Task description:
Filter the listing below for "name" and report every line that has it.

::: Entries supplied :::

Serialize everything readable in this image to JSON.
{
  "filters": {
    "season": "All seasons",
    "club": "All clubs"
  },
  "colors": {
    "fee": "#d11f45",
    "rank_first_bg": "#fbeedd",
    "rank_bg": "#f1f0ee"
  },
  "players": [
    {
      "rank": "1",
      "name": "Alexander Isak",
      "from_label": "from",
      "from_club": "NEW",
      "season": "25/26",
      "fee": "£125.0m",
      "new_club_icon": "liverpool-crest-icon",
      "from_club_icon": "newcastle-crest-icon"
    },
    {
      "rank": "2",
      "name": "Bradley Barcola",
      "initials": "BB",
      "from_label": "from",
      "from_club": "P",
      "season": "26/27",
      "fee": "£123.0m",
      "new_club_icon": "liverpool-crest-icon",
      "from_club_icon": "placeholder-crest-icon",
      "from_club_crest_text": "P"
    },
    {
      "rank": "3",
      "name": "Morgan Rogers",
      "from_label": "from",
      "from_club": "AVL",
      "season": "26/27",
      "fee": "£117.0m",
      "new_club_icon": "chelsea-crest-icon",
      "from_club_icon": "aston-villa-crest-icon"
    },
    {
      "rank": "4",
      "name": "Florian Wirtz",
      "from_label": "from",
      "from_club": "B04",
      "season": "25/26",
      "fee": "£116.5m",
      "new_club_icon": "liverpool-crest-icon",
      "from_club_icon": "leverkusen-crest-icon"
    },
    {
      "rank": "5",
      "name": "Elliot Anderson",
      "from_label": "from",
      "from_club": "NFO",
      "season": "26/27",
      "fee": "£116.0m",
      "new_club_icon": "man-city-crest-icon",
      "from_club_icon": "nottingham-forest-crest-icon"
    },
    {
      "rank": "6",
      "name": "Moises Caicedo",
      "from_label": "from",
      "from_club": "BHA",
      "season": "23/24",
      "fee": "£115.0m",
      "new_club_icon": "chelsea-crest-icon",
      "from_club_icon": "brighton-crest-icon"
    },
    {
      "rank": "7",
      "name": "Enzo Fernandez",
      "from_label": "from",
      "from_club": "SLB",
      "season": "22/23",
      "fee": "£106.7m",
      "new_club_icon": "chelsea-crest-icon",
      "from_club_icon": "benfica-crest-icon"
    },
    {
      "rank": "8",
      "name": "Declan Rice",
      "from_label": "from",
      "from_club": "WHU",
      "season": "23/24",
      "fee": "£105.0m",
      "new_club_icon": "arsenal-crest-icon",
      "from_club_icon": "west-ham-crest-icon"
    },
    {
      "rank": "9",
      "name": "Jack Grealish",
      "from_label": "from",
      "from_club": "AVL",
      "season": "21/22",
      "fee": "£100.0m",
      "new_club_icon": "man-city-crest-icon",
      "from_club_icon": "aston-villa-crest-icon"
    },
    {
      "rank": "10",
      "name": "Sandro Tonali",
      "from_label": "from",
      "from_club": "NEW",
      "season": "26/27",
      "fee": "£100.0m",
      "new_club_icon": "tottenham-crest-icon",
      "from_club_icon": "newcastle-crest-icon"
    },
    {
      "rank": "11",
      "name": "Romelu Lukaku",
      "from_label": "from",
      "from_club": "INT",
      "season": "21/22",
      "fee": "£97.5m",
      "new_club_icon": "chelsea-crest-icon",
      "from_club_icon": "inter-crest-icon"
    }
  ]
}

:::

Response to this exercise:
      "name": "Alexander Isak",
      "name": "Bradley Barcola",
      "name": "Morgan Rogers",
      "name": "Florian Wirtz",
      "name": "Elliot Anderson",
      "name": "Moises Caicedo",
      "name": "Enzo Fernandez",
      "name": "Declan Rice",
      "name": "Jack Grealish",
      "name": "Sandro Tonali",
      "name": "Romelu Lukaku",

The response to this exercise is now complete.